For a while nothing seemed to happen. One summer day the fire department put the old clock back in the tower, but the public was mystified how or why. Then on Oct. 18, 1876, the paper were passed for the preservationists to buy the Old South Meeting House for a down payment of $100,000, a first mortgage of $225,000 and a second mortgage of $75,000.
Eventually the donor of the $100,000 down payment was revealed: Mary Tileston Hemenway, the wealthiest woman in Boston. Her husband had died in July on a trip to Cuba. “American history is to us the most interesting and the most important history in the world, if we would only open our eyes to it and look at it in the right way,” she said. “I will help people to look at it in the right way.”
Still, the hawkers and peddlers had to be thrown out and the building had to be cleaned and restored.

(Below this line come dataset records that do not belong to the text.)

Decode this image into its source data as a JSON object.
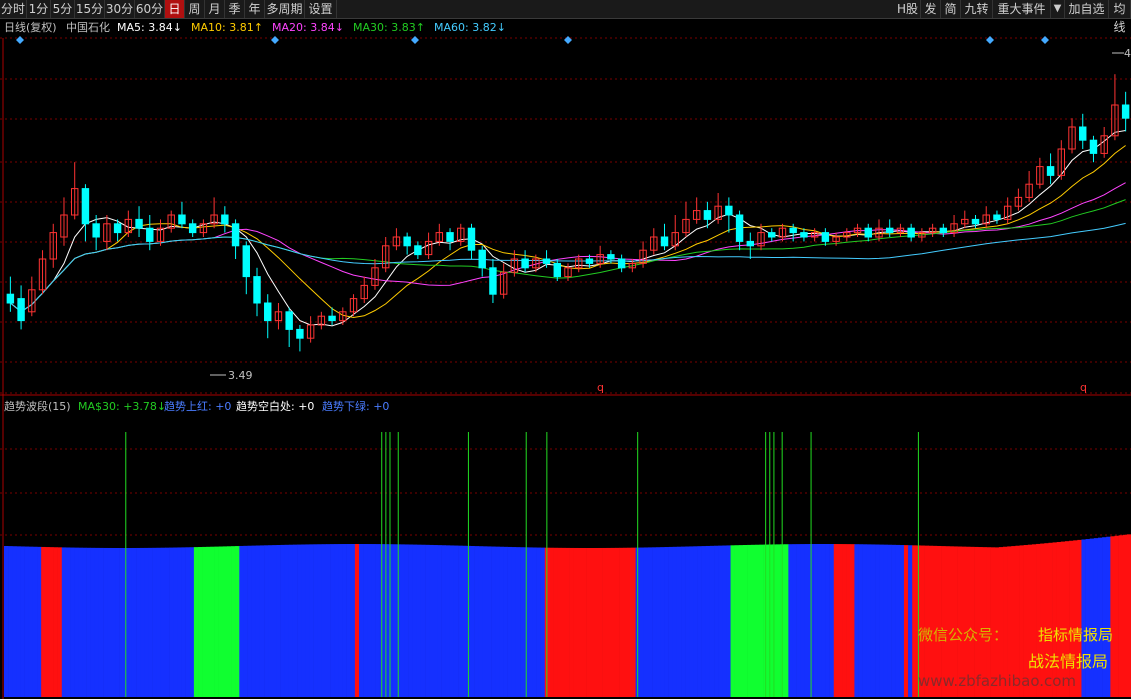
{
  "toolbar": {
    "left": [
      "分时",
      "1分",
      "5分",
      "15分",
      "30分",
      "60分",
      "日",
      "周",
      "月",
      "季",
      "年",
      "多周期",
      "设置"
    ],
    "active": "日",
    "right": [
      "H股",
      "发",
      "简",
      "九转",
      "重大事件",
      "▼",
      "加自选",
      "均线"
    ]
  },
  "main_legend": {
    "title": "日线(复权)",
    "stock": "中国石化",
    "ma": [
      {
        "label": "MA5: 3.84",
        "arrow": "↓",
        "color": "#ffffff"
      },
      {
        "label": "MA10: 3.81",
        "arrow": "↑",
        "color": "#ffcc00"
      },
      {
        "label": "MA20: 3.84",
        "arrow": "↓",
        "color": "#ff44ff"
      },
      {
        "label": "MA30: 3.83",
        "arrow": "↑",
        "color": "#22cc22"
      },
      {
        "label": "MA60: 3.82",
        "arrow": "↓",
        "color": "#44ccff"
      }
    ]
  },
  "sub_legend": {
    "items": [
      {
        "label": "趋势波段(15)",
        "color": "#c0c0c0"
      },
      {
        "label": "MA$30: +3.78↓",
        "color": "#22cc22"
      },
      {
        "label": "趋势上红: +0",
        "color": "#4a7cff"
      },
      {
        "label": "趋势空白处: +0",
        "color": "#ffffff"
      },
      {
        "label": "趋势下绿: +0",
        "color": "#4a7cff"
      }
    ]
  },
  "annotations": {
    "low_price": "3.49",
    "high_price_partial": "4",
    "q_marks": [
      "q",
      "q"
    ]
  },
  "watermark": {
    "line1": "微信公众号：",
    "line1b": "指标情报局",
    "line2": "战法情报局",
    "line3": "www.zbfazhibao.com"
  },
  "colors": {
    "up": "#ff3333",
    "down": "#00ffff",
    "grid": "#7a0000",
    "diamond": "#44aaff",
    "hist_red": "#ff1010",
    "hist_blue": "#1530ff",
    "hist_green": "#10ff30",
    "spike": "#22dd22"
  },
  "chart_data": {
    "type": "candlestick",
    "y_range": [
      3.4,
      4.2
    ],
    "candles": [
      [
        3.62,
        3.6,
        3.66,
        3.58
      ],
      [
        3.61,
        3.56,
        3.64,
        3.54
      ],
      [
        3.58,
        3.63,
        3.66,
        3.57
      ],
      [
        3.63,
        3.7,
        3.72,
        3.62
      ],
      [
        3.7,
        3.76,
        3.78,
        3.68
      ],
      [
        3.75,
        3.8,
        3.84,
        3.73
      ],
      [
        3.8,
        3.86,
        3.92,
        3.79
      ],
      [
        3.86,
        3.78,
        3.87,
        3.74
      ],
      [
        3.78,
        3.75,
        3.8,
        3.72
      ],
      [
        3.74,
        3.78,
        3.8,
        3.72
      ],
      [
        3.78,
        3.76,
        3.79,
        3.74
      ],
      [
        3.76,
        3.79,
        3.81,
        3.75
      ],
      [
        3.79,
        3.77,
        3.82,
        3.75
      ],
      [
        3.77,
        3.74,
        3.8,
        3.72
      ],
      [
        3.74,
        3.77,
        3.79,
        3.73
      ],
      [
        3.77,
        3.8,
        3.81,
        3.76
      ],
      [
        3.8,
        3.78,
        3.83,
        3.77
      ],
      [
        3.78,
        3.76,
        3.79,
        3.75
      ],
      [
        3.76,
        3.78,
        3.79,
        3.75
      ],
      [
        3.78,
        3.8,
        3.84,
        3.77
      ],
      [
        3.8,
        3.78,
        3.82,
        3.76
      ],
      [
        3.78,
        3.73,
        3.79,
        3.7
      ],
      [
        3.73,
        3.66,
        3.74,
        3.62
      ],
      [
        3.66,
        3.6,
        3.68,
        3.57
      ],
      [
        3.6,
        3.56,
        3.62,
        3.52
      ],
      [
        3.56,
        3.58,
        3.6,
        3.54
      ],
      [
        3.58,
        3.54,
        3.59,
        3.5
      ],
      [
        3.54,
        3.52,
        3.55,
        3.49
      ],
      [
        3.52,
        3.55,
        3.57,
        3.51
      ],
      [
        3.55,
        3.57,
        3.58,
        3.54
      ],
      [
        3.57,
        3.56,
        3.59,
        3.55
      ],
      [
        3.56,
        3.58,
        3.59,
        3.55
      ],
      [
        3.58,
        3.61,
        3.62,
        3.57
      ],
      [
        3.61,
        3.64,
        3.66,
        3.6
      ],
      [
        3.64,
        3.68,
        3.7,
        3.63
      ],
      [
        3.68,
        3.73,
        3.75,
        3.67
      ],
      [
        3.73,
        3.75,
        3.77,
        3.72
      ],
      [
        3.75,
        3.73,
        3.76,
        3.71
      ],
      [
        3.73,
        3.71,
        3.74,
        3.7
      ],
      [
        3.71,
        3.74,
        3.76,
        3.7
      ],
      [
        3.74,
        3.76,
        3.78,
        3.73
      ],
      [
        3.76,
        3.74,
        3.77,
        3.72
      ],
      [
        3.74,
        3.77,
        3.78,
        3.73
      ],
      [
        3.77,
        3.72,
        3.78,
        3.7
      ],
      [
        3.72,
        3.68,
        3.73,
        3.66
      ],
      [
        3.68,
        3.62,
        3.7,
        3.6
      ],
      [
        3.62,
        3.67,
        3.69,
        3.61
      ],
      [
        3.67,
        3.7,
        3.72,
        3.66
      ],
      [
        3.7,
        3.68,
        3.72,
        3.67
      ],
      [
        3.68,
        3.7,
        3.71,
        3.67
      ],
      [
        3.7,
        3.69,
        3.72,
        3.68
      ],
      [
        3.69,
        3.66,
        3.7,
        3.65
      ],
      [
        3.66,
        3.68,
        3.69,
        3.65
      ],
      [
        3.68,
        3.7,
        3.71,
        3.67
      ],
      [
        3.7,
        3.69,
        3.71,
        3.68
      ],
      [
        3.69,
        3.71,
        3.73,
        3.68
      ],
      [
        3.71,
        3.7,
        3.72,
        3.69
      ],
      [
        3.7,
        3.68,
        3.71,
        3.67
      ],
      [
        3.68,
        3.69,
        3.7,
        3.67
      ],
      [
        3.69,
        3.72,
        3.74,
        3.68
      ],
      [
        3.72,
        3.75,
        3.77,
        3.71
      ],
      [
        3.75,
        3.73,
        3.78,
        3.72
      ],
      [
        3.73,
        3.76,
        3.8,
        3.72
      ],
      [
        3.76,
        3.79,
        3.83,
        3.75
      ],
      [
        3.79,
        3.81,
        3.84,
        3.78
      ],
      [
        3.81,
        3.79,
        3.83,
        3.77
      ],
      [
        3.79,
        3.82,
        3.85,
        3.78
      ],
      [
        3.82,
        3.8,
        3.84,
        3.76
      ],
      [
        3.8,
        3.74,
        3.81,
        3.72
      ],
      [
        3.74,
        3.73,
        3.76,
        3.7
      ],
      [
        3.73,
        3.76,
        3.78,
        3.72
      ],
      [
        3.76,
        3.75,
        3.77,
        3.74
      ],
      [
        3.75,
        3.77,
        3.78,
        3.74
      ],
      [
        3.77,
        3.76,
        3.78,
        3.74
      ],
      [
        3.76,
        3.75,
        3.77,
        3.74
      ],
      [
        3.75,
        3.76,
        3.77,
        3.74
      ],
      [
        3.76,
        3.74,
        3.77,
        3.73
      ],
      [
        3.74,
        3.75,
        3.76,
        3.73
      ],
      [
        3.75,
        3.76,
        3.77,
        3.74
      ],
      [
        3.76,
        3.77,
        3.78,
        3.75
      ],
      [
        3.77,
        3.75,
        3.78,
        3.74
      ],
      [
        3.75,
        3.77,
        3.79,
        3.74
      ],
      [
        3.77,
        3.76,
        3.79,
        3.75
      ],
      [
        3.76,
        3.77,
        3.78,
        3.75
      ],
      [
        3.77,
        3.75,
        3.78,
        3.74
      ],
      [
        3.75,
        3.76,
        3.77,
        3.74
      ],
      [
        3.76,
        3.77,
        3.78,
        3.75
      ],
      [
        3.77,
        3.76,
        3.78,
        3.75
      ],
      [
        3.76,
        3.78,
        3.8,
        3.75
      ],
      [
        3.78,
        3.79,
        3.81,
        3.77
      ],
      [
        3.79,
        3.78,
        3.8,
        3.77
      ],
      [
        3.78,
        3.8,
        3.82,
        3.77
      ],
      [
        3.8,
        3.79,
        3.81,
        3.78
      ],
      [
        3.79,
        3.82,
        3.84,
        3.78
      ],
      [
        3.82,
        3.84,
        3.86,
        3.81
      ],
      [
        3.84,
        3.87,
        3.9,
        3.83
      ],
      [
        3.87,
        3.91,
        3.93,
        3.86
      ],
      [
        3.91,
        3.89,
        3.94,
        3.87
      ],
      [
        3.89,
        3.95,
        3.97,
        3.88
      ],
      [
        3.95,
        4.0,
        4.02,
        3.94
      ],
      [
        4.0,
        3.97,
        4.03,
        3.95
      ],
      [
        3.97,
        3.94,
        3.98,
        3.92
      ],
      [
        3.94,
        3.98,
        4.0,
        3.93
      ],
      [
        3.98,
        4.05,
        4.12,
        3.97
      ],
      [
        4.05,
        4.02,
        4.08,
        3.99
      ]
    ],
    "histogram": {
      "colors": [
        "b",
        "b",
        "b",
        "b",
        "b",
        "b",
        "b",
        "b",
        "b",
        "r",
        "r",
        "r",
        "r",
        "r",
        "b",
        "b",
        "b",
        "b",
        "b",
        "b",
        "b",
        "b",
        "b",
        "b",
        "b",
        "b",
        "b",
        "b",
        "b",
        "b",
        "b",
        "b",
        "b",
        "b",
        "b",
        "b",
        "b",
        "b",
        "b",
        "b",
        "b",
        "b",
        "b",
        "b",
        "b",
        "b",
        "g",
        "g",
        "g",
        "g",
        "g",
        "g",
        "g",
        "g",
        "g",
        "g",
        "g",
        "b",
        "b",
        "b",
        "b",
        "b",
        "b",
        "b",
        "b",
        "b",
        "b",
        "b",
        "b",
        "b",
        "b",
        "b",
        "b",
        "b",
        "b",
        "b",
        "b",
        "b",
        "b",
        "b",
        "b",
        "b",
        "b",
        "b",
        "b",
        "r",
        "b",
        "b",
        "b",
        "b",
        "b",
        "b",
        "b",
        "b",
        "b",
        "b",
        "b",
        "b",
        "b",
        "b",
        "b",
        "b",
        "b",
        "b",
        "b",
        "b",
        "b",
        "b",
        "b",
        "b",
        "b",
        "b",
        "b",
        "b",
        "b",
        "b",
        "b",
        "b",
        "b",
        "b",
        "b",
        "b",
        "b",
        "b",
        "b",
        "b",
        "b",
        "b",
        "b",
        "b",
        "b",
        "r",
        "r",
        "r",
        "r",
        "r",
        "r",
        "r",
        "r",
        "r",
        "r",
        "r",
        "r",
        "r",
        "r",
        "r",
        "r",
        "r",
        "r",
        "r",
        "r",
        "r",
        "r",
        "b",
        "b",
        "b",
        "b",
        "b",
        "b",
        "b",
        "b",
        "b",
        "b",
        "b",
        "b",
        "b",
        "b",
        "b",
        "b",
        "b",
        "b",
        "b",
        "b",
        "b",
        "b",
        "b",
        "g",
        "g",
        "g",
        "g",
        "g",
        "g",
        "g",
        "g",
        "g",
        "g",
        "g",
        "g",
        "g",
        "g",
        "b",
        "b",
        "b",
        "b",
        "b",
        "b",
        "b",
        "b",
        "b",
        "b",
        "b",
        "r",
        "r",
        "r",
        "r",
        "r",
        "b",
        "b",
        "b",
        "b",
        "b",
        "b",
        "b",
        "b",
        "b",
        "b",
        "b",
        "b",
        "r",
        "b",
        "r",
        "r",
        "r",
        "r",
        "r",
        "r",
        "r",
        "r",
        "r",
        "r",
        "r",
        "r",
        "r",
        "r",
        "r",
        "r",
        "r",
        "r",
        "r",
        "r",
        "r",
        "r",
        "r",
        "r",
        "r",
        "r",
        "r",
        "r",
        "r",
        "r",
        "r",
        "r",
        "r",
        "r",
        "r",
        "r",
        "r",
        "r",
        "r",
        "r",
        "r",
        "b",
        "b",
        "b",
        "b",
        "b",
        "b",
        "b",
        "r",
        "r",
        "r",
        "r",
        "r"
      ],
      "spikes": [
        29,
        91,
        92,
        93,
        95,
        112,
        126,
        131,
        153,
        184,
        185,
        186,
        188,
        195,
        221
      ]
    }
  }
}
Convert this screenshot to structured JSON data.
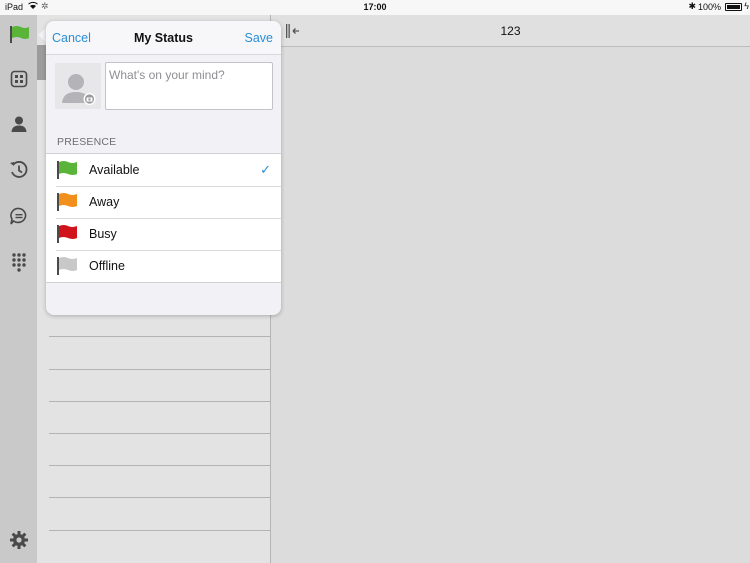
{
  "status_bar": {
    "device": "iPad",
    "time": "17:00",
    "battery": "100%"
  },
  "detail": {
    "title": "123"
  },
  "popover": {
    "cancel_label": "Cancel",
    "title": "My Status",
    "save_label": "Save",
    "mind_placeholder": "What's on your mind?",
    "mind_value": "",
    "section_header": "PRESENCE",
    "presence": [
      {
        "label": "Available",
        "color": "#5ab43a",
        "selected": true
      },
      {
        "label": "Away",
        "color": "#f2901e",
        "selected": false
      },
      {
        "label": "Busy",
        "color": "#d1141b",
        "selected": false
      },
      {
        "label": "Offline",
        "color": "#c8c8c8",
        "selected": false
      }
    ]
  },
  "rail": {
    "icons": [
      "flag-icon",
      "building-icon",
      "contact-icon",
      "history-icon",
      "chat-icon",
      "dialpad-icon",
      "settings-icon"
    ]
  },
  "colors": {
    "accent": "#2a8ed6",
    "available": "#5ab43a"
  }
}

Ralph Waldo Emerson, Henry Wadsworth Longfellow, Oliver Wendell Holmes,Sr., and Louisa May Alcott took to the meeting house stage to plead for support. Others plunged into a frenzy of meetings, crafts fairs, balls and poetry-writing to raise money.
Membership on a committee to restore the Old South Meeting House became a status symbol. "Not to have been a member of some committee, proves you to be of the common people,” commented a newspaper writer.
Mary Sawyer Tyler, then living in Somerville, sold bits of wool for the cause. Sixty years earlier she had been a Massachusetts farm girl whose little lamb followed her to school one day. Mary Had A Little Lamb was by then a well-known poem. Mary still had two pairs of stockings knit from the lamb’s fleece. She unraveled them, cut them into short pieces, attached them to cards with her autograph on them and sold them.
On April 9, 1877, a great ball was held in the Boston Music Hall. It was 'one of the most extensive and elegant balls ever given in Massachusetts,’ and it raised $2,500.
The Old South Association was formed and opened the Old South Meeting House as a museum in 1877. It launched an educational program in American history and citizenship. It published primary documents from American history as Old South Leaflets. Students from all over the country and the world came to “Children’s Hour” activities, Young People’s Lectures and essay contests.
They're still coming. The Old South Meeting House is open daily from 9:30 am to 5:00 pm. For more information click here.
With thanks to History of the Old South Meeting-house in Boston, Volume 50; Volume 282, By Everett Watson Burdett.